According to a study by Dr. Michael Freeman, a clinical professor at the University of California, San Francisco, 1 in 3 entrepreneurs lives with depression. The biggest problem? Expectations. The bigger the gap between where you are and your vision of where you should be, the higher the stress – coupled with the huge amount of anxiety generated by startups and the startup world.
They find reality (and normalcy) boring
The deepest and dreamiest never cease to seek something bigger, like the meaning of life and its complexities. Their restless mind and imagination seek more than the trivial, the mundane and the superficial; the small things are never quite enough.
The "nutty professor" stereotype has glorified the idea that highly intelligent types are too advanced for the basics, thus not very good at the practicalities of everyday life.
With their brilliant minds occupied with humanity's greatest problems, they may lack basic practical skills such as frying an egg. Those poor marks you would get in English? Your superior mind being held hostage by the boring and inferior.
Prioritising all their great ideas can be a big problem since they get bored easily. The moment a project stops stimulating their brain, they are done and ready to move on to the next challenge. This explains why they may fail to follow through with things, and why brilliant strategists fail to implement their ideas.
They are prone to stress and psychological issues
People with high IQ perceive simple everyday problems much more sharply. Being highly intelligent is associated with psychological and physiological 'overexcitabilities' which make an intelligent person ruminate more, triggering a physical stress response in the body and increasing the chance of chronic anxiety.
The highly intelligent, as touched on earlier, are also more prone to mental health disorders such as depression, social anxiety, ADHD and neurosis. Those who do not suffer from any mental disorders are still susceptible to so-called "existential depression" brought on by excessive thinking about life, death and the meaning of existence.
A broader and deeper capacity to comprehend their surroundings lead to unique intensities which can be both remarkable and crippling. The same heightened consciousness that inspire an intellectually gifted writer, poet or artist to create, can potentially drive that same individual into a deep depression.
The most successful, brilliant and creative individuals are typically the ones who have suffered the most in their lifetimes and probably still experience internal struggles to this day.
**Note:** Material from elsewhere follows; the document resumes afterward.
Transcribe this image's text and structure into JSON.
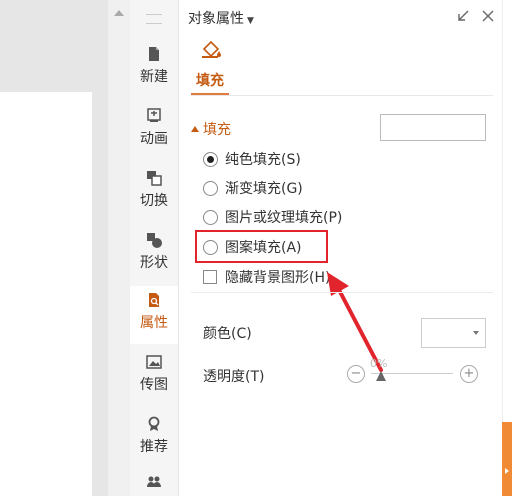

Many have argued that these conditions are part of what fuels creativity or are the side effects of an exceptional mind. And that perhaps our greatest gifts are deeply intertwined with our greatest pain.
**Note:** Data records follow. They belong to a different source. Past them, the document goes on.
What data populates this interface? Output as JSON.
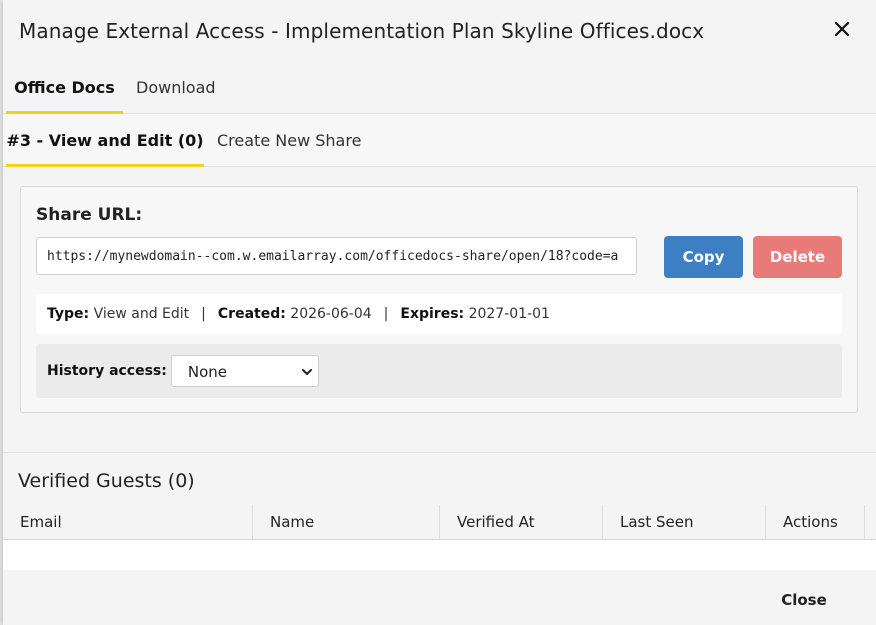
{
  "dialog": {
    "title": "Manage External Access - Implementation Plan Skyline Offices.docx",
    "close_icon": "close-icon"
  },
  "tabs": [
    {
      "label": "Office Docs",
      "active": true
    },
    {
      "label": "Download",
      "active": false
    }
  ],
  "subtabs": [
    {
      "label": "#3 - View and Edit (0)",
      "active": true
    },
    {
      "label": "Create New Share",
      "active": false
    }
  ],
  "share": {
    "label": "Share URL:",
    "url": "https://mynewdomain--com.w.emailarray.com/officedocs-share/open/18?code=a",
    "copy_label": "Copy",
    "delete_label": "Delete",
    "meta": {
      "type_label": "Type:",
      "type_value": "View and Edit",
      "created_label": "Created:",
      "created_value": "2026-06-04",
      "expires_label": "Expires:",
      "expires_value": "2027-01-01",
      "separator": "|"
    },
    "history": {
      "label": "History access:",
      "selected": "None"
    }
  },
  "guests": {
    "title": "Verified Guests (0)",
    "columns": [
      "Email",
      "Name",
      "Verified At",
      "Last Seen",
      "Actions"
    ],
    "rows": []
  },
  "footer": {
    "close_label": "Close"
  },
  "colors": {
    "accent_tab": "#f2d21c",
    "copy_button": "#3c7fc2",
    "delete_button": "#e87a7a"
  }
}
The author is a feminist lifestyle writer with a penchant for minimalism.